Track down every line below that holds "phần" and copy it.

[Information provided]

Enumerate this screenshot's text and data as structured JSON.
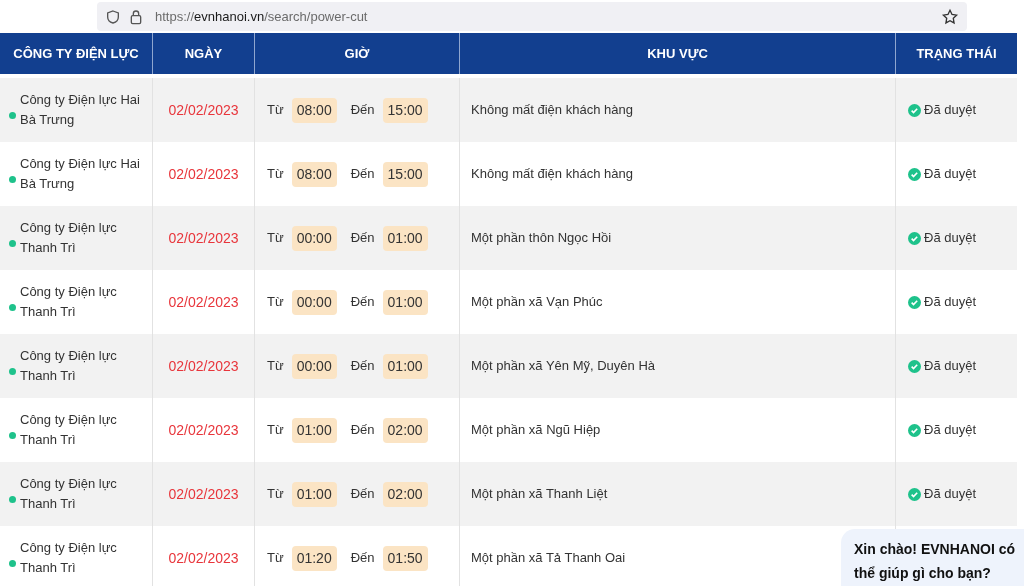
{
  "browser": {
    "url": "https://evnhanoi.vn/search/power-cut"
  },
  "table": {
    "columns": [
      "CÔNG TY ĐIỆN LỰC",
      "NGÀY",
      "GIỜ",
      "KHU VỰC",
      "TRẠNG THÁI"
    ],
    "rows": [
      {
        "company": "Công ty Điện lực Hai Bà Trưng",
        "date": "02/02/2023",
        "from_label": "Từ",
        "from": "08:00",
        "to_label": "Đến",
        "to": "15:00",
        "area": "Không mất điện khách hàng",
        "status": "Đã duyệt"
      },
      {
        "company": "Công ty Điện lực Hai Bà Trưng",
        "date": "02/02/2023",
        "from_label": "Từ",
        "from": "08:00",
        "to_label": "Đến",
        "to": "15:00",
        "area": "Không mất điện khách hàng",
        "status": "Đã duyệt"
      },
      {
        "company": "Công ty Điện lực Thanh Trì",
        "date": "02/02/2023",
        "from_label": "Từ",
        "from": "00:00",
        "to_label": "Đến",
        "to": "01:00",
        "area": "Một phần thôn Ngọc Hồi",
        "status": "Đã duyệt"
      },
      {
        "company": "Công ty Điện lực Thanh Trì",
        "date": "02/02/2023",
        "from_label": "Từ",
        "from": "00:00",
        "to_label": "Đến",
        "to": "01:00",
        "area": "Một phần xã Vạn Phúc",
        "status": "Đã duyệt"
      },
      {
        "company": "Công ty Điện lực Thanh Trì",
        "date": "02/02/2023",
        "from_label": "Từ",
        "from": "00:00",
        "to_label": "Đến",
        "to": "01:00",
        "area": "Một phần xã Yên Mỹ, Duyên Hà",
        "status": "Đã duyệt"
      },
      {
        "company": "Công ty Điện lực Thanh Trì",
        "date": "02/02/2023",
        "from_label": "Từ",
        "from": "01:00",
        "to_label": "Đến",
        "to": "02:00",
        "area": "Một phần xã Ngũ Hiệp",
        "status": "Đã duyệt"
      },
      {
        "company": "Công ty Điện lực Thanh Trì",
        "date": "02/02/2023",
        "from_label": "Từ",
        "from": "01:00",
        "to_label": "Đến",
        "to": "02:00",
        "area": "Một phàn xã Thanh Liệt",
        "status": "Đã duyệt"
      },
      {
        "company": "Công ty Điện lực Thanh Trì",
        "date": "02/02/2023",
        "from_label": "Từ",
        "from": "01:20",
        "to_label": "Đến",
        "to": "01:50",
        "area": "Một phần xã Tả Thanh Oai"
      }
    ]
  },
  "chat": {
    "message": "Xin chào! EVNHANOI có thể giúp gì cho bạn?"
  }
}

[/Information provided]

## Output of the exercise
        "area": "Một phần thôn Ngọc Hồi",
        "area": "Một phần xã Vạn Phúc",
        "area": "Một phần xã Yên Mỹ, Duyên Hà",
        "area": "Một phần xã Ngũ Hiệp",
        "area": "Một phần xã Tả Thanh Oai"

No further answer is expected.